'Thrown into darkness'
The wave of outages came as final exams for secondary school certificates were underway. The certificate, which is the highest academic qualification given in schools, is extremely important for students to continue their studies at university or other higher education institutions.
However, the frequent long power cuts have hindered students’ ability to prepare for the exams.
Noor Assem, a secondary school student, told MEE: “You try and study, and then you’re suddenly thrown into darkness. Then you get your phone or chargeable torch out to try and carry on, but then the charge runs out and you’re left in the dark.
“It gets too hot so we open the windows to try and let some air in, but instead all we get are mosquitos that bite us. It’s impossible to get any work done,” she said. “It’s like they want us to fail.”
Families on the beach in Zuwara during periods of power outages (Nadine Dahan/MEE)
Business owners have also suffered from the cuts, especially shopkeepers and those involved in the food business.
Regular and unannounced cuts have also contributed to the inflation of food prices across the country. With fridges, freezers and other coolers constantly losing power, food waste has increased, forcing traders to increase stock prices to compensate for losses.
Additionally, when the power goes out, mobile-phone and internet signals vanish, inhibiting communication. In addition, electronic devices have been damaged from the random and frequent bursts of electricity which have become common occurrences in most cities.
Threat to power network
As cuts continue, GECOL has warned of an imminent power network collapse, local media reported.
The company said in a press conference last month that the only solution to the cuts at the moment is for all areas to commit to load shedding, meaning that all areas will endure shorter cuts at different times, ensuring that usage does not exceed capacity.
However, some power plants have refused to commit to load shedding, refusing to cut power on their area’s residents.

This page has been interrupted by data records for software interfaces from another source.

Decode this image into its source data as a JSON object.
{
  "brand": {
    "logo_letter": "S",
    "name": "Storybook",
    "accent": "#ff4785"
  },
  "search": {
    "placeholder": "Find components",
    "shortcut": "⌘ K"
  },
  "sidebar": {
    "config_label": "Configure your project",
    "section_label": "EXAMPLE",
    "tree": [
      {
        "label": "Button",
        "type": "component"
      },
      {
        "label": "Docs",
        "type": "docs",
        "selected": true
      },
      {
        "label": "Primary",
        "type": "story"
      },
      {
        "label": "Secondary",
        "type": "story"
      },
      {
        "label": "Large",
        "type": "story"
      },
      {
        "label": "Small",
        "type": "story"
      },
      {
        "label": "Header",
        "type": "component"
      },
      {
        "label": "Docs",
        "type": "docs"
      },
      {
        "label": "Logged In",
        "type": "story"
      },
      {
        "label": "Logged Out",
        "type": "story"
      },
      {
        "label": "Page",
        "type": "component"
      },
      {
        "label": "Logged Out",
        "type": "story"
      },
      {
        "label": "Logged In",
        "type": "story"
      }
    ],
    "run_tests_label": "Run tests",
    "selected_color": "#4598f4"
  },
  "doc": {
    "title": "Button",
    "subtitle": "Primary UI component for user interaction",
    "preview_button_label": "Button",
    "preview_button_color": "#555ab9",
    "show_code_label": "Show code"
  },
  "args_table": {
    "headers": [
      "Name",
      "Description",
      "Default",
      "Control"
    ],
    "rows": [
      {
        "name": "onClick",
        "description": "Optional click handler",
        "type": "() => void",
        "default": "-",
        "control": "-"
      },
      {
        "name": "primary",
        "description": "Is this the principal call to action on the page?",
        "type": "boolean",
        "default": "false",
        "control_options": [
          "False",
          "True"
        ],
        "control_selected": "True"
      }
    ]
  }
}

GECOL added that some parties are using force to remain outside the scope of power cuts.
"You hear of places that never have power cuts, like Zawiya and Janzoor," Ahmed, a resident of Tripoli's Injeela district told MEE.
"And it makes sense. Zawiya has the oil port, and Janzoor is the base of one of the main militias in the capital," he added, referring to areas in the west of Libya.
GECOL put the blame on plants - including Zawiya's power plant - refusing to commit to the load shedding programme to prevent any potential collapse of the power network.
“We promised that there would be 7,000 megawatts available for use during the summer of 2018. However attacks and shutdowns, as well as other issues, prevented that from happening,” a GECOL official said in the press conference.
The company is urging citizens to reduce their electricity consumption as part of their load shedding plan, calling on people to disconnect their boilers during the summer months, and refrain from leaving air conditioning on when no one is in.
However, for many residents, saving electricity is tough ask when most of the day is spent living without.
"As soon as the electricity comes back, all of the air [conditioning units] go on," said Maha in Tripoli. "In our flat, we have three and we put them all on the highest setting in the hope that it will stay cool for a while even after the next cut begins."
This article is available in French on Middle East Eye French edition.